The situation on the island, Sunny says softly, "is pretty fragile."
Indeed, islanders seem eager to move on, even though the volcano hasn't made up its mind to do likewise. At the new Montserrat Cultural Center, I look over an exhibit on long-term plans to turn the Little Bay area - now a mash of dilapidated buildings and dirt roads on the northwest coast - into the island's capital. There'll be a marina, a cathedral, shopping promenades, parks, fountains.
Great for the island and these people I've come to adore, no doubt, but I already feel a tinge of loss for this Caribbean the way it used to be.
To get to
, you can fly to
and take a 19-seat prop plane on
) to Gerald's Airport.
American, Continental and US Airways fly to St. Maarten from Philadelphia, with one stop. The lowest recent round-trip fare was about $363. American flies to Antigua with one stop; the lowest recent round-trip fare was about $600.
Last week, ferry service between Antigua and Montserrat was scheduled to resume for the first time in three years. Roundtrip fares are about $135.
The official currency on the island is the East Caribbean dollar, but the U.S. dollar is readily accepted across the island.
Places to stay
I stayed at
), a lovely three-unit guesthouse in St. Peter's. For $125 a night, my two-bedroom/
two-bathroom villa included a full kitchen, a living room, and an alfresco dining area with a panoramic Caribbean view. For $35 extra a day (including insurance), owners Clover and David Lea rented me a car with automatic transmission.
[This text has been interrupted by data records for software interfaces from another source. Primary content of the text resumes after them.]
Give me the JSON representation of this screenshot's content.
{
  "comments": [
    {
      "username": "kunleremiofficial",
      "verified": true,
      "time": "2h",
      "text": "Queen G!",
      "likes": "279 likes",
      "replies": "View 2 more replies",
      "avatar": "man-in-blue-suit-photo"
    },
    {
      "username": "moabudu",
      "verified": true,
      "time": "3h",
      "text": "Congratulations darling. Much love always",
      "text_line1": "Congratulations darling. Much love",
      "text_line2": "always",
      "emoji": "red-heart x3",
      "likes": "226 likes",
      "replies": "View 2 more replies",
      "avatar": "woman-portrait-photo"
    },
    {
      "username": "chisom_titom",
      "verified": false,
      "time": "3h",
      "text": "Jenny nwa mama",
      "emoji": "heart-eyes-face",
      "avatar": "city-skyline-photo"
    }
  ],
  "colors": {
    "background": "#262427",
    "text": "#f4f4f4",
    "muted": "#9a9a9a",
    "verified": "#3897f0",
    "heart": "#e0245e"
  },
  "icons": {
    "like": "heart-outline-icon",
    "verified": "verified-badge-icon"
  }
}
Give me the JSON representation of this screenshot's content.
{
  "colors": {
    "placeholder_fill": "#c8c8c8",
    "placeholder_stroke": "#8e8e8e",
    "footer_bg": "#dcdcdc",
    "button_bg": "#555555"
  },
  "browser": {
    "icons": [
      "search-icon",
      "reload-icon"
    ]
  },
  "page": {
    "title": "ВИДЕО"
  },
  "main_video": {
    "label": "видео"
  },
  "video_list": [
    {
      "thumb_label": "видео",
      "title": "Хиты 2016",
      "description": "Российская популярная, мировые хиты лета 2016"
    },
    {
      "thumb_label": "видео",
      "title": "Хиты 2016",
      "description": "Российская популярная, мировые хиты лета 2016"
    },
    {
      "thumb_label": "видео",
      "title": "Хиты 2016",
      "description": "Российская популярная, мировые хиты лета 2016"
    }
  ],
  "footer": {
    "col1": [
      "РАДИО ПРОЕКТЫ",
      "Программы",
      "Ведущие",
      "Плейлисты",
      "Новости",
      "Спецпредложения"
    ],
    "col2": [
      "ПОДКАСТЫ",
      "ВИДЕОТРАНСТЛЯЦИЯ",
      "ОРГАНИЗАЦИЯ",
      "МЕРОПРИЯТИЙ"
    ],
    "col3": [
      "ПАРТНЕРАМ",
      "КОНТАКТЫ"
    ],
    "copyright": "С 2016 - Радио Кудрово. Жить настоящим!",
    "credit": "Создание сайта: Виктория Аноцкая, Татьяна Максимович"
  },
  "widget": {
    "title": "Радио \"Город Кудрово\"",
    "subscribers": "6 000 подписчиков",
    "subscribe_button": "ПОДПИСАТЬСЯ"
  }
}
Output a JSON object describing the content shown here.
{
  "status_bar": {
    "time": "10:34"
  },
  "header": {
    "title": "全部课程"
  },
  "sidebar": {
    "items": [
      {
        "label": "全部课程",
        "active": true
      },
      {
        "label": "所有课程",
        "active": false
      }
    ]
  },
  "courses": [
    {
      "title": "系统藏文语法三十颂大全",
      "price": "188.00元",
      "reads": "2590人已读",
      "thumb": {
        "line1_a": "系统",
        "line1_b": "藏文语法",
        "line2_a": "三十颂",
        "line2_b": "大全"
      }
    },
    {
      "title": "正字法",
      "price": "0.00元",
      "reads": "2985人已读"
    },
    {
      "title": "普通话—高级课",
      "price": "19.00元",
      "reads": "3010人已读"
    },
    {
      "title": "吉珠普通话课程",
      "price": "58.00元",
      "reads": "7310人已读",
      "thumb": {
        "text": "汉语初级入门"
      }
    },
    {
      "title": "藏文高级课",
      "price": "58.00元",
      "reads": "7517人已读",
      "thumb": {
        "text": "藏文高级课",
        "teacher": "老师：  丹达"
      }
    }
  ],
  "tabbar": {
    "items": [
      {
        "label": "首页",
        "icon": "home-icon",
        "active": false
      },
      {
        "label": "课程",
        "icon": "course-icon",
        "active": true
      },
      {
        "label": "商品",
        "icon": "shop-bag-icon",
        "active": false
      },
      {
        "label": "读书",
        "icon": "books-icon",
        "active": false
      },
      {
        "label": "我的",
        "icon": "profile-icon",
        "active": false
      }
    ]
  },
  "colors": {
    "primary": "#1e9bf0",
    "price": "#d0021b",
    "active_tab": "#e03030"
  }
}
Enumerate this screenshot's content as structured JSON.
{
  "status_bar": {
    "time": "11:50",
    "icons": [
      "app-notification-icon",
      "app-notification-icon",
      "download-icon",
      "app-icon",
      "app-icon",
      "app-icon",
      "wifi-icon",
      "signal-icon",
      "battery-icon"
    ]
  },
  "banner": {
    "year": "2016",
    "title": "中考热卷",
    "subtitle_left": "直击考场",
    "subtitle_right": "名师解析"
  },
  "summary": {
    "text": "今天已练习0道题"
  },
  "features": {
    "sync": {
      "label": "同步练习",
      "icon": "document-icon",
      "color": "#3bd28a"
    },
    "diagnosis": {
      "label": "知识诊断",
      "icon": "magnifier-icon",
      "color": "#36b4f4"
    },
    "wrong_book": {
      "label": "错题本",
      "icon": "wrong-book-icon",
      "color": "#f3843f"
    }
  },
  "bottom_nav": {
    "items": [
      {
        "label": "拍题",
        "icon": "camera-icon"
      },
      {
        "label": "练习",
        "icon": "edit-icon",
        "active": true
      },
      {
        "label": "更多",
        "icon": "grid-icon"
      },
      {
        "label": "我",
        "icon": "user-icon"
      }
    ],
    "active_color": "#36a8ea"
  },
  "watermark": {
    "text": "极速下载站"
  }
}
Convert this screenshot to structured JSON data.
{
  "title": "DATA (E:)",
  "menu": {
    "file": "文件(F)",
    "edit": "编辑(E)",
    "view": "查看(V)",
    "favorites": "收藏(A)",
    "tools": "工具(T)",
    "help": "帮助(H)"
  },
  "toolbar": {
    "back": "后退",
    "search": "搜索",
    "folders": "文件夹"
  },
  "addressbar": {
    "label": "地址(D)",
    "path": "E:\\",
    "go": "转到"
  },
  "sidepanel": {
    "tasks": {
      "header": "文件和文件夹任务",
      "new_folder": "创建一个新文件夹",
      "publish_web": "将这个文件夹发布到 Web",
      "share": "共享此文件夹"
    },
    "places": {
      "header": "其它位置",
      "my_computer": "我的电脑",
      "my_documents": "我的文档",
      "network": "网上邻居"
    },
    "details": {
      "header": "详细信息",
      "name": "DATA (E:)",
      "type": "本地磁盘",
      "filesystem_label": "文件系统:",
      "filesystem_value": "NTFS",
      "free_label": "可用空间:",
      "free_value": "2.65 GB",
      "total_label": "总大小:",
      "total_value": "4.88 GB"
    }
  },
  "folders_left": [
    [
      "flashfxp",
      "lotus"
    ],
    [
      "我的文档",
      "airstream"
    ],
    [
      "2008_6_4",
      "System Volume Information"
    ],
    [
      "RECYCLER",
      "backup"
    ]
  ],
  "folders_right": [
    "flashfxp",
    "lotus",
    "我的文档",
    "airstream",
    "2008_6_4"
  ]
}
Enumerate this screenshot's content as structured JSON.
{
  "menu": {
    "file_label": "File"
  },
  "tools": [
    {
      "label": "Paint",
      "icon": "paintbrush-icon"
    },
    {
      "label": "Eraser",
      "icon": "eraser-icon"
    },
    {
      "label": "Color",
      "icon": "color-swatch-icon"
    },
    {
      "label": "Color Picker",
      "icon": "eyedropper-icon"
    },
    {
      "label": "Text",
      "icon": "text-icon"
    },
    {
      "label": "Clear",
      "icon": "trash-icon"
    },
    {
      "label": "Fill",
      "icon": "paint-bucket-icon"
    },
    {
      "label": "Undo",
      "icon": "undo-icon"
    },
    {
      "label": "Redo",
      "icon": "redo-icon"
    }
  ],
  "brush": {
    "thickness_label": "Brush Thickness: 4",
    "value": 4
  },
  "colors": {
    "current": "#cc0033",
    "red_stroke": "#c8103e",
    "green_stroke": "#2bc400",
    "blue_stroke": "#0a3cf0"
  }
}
A new eco-cottage on the property is $65 a night.
Numerous companies rent villas by the week, including
); check with the tourism office for a list of companies and private homeowners.
Tropical Mansion Suites
; from $119 double), which has 18 rooms with balconies and a restaurant, sits high above the sea in Sweeneys and is the island's sole hotel.
Backpackers can bunk at the
Hot Rock Hostel
; $25 a night), bare-bones lodging not far from the
Montserrat Volcano Observatory
Places to eat
I kept it simple, buying food from small grocery stores and eating dinner in my villa, mainly because driving the winding roads at night - and on the left - gave me the willies. I dined out at lunch to sample the local fare, rarely spending more than $12 or so for a meal, including a beer. I missed trying the national dish of goatwater, or goat stew, but anything from the sea was usually simply prepared and full of flavor.
Most restaurants are unassuming affairs, comprising an inside dining area with ceiling fans and a porch or patio with tables and chairs - and I'd go back to all of them. I enjoyed the fish and chips at
(Olveston), the "fish burger" at the
(Olveston), and the stewed chicken wings and the pan-fried kingfish at
(St. John's). Near Gingerbread Hill, I nabbed the last two rotis (wraps filled with curried chicken) at the
, a popular roadside stand. Ask locals for directions to the eateries, as many are off the main road.
Things to do
Book a tour and get to know the island better. Sunny Lea, the 29-year-old son of Gingerbread Hill's owners, gave me a fascinating six-hour tutorial for $40, including stops I never would have found on my own.
Montserrat Volcano Observatory
), a free lookout provides a great view of the lava dome. For $3.75, go inside and watch a film on the eruption and check out the interpretive displays and video kiosks.
Snorkel and swim at any number of beaches, including the black-sand beauty at
. The isolated
has the island's only white-sand beach; for $15, the
Green Monkey Dive Shop
can help you get there via boat. The company also offers boat tours off Plymouth, sunset cruises, and diving expeditions.
Look at the plans for the island's new capital at the
Montserrat Cultural Centre
). Hike and bird-watch in the rain forest with a guide from the
Montserrat National Trust
Montserrat Tourist Board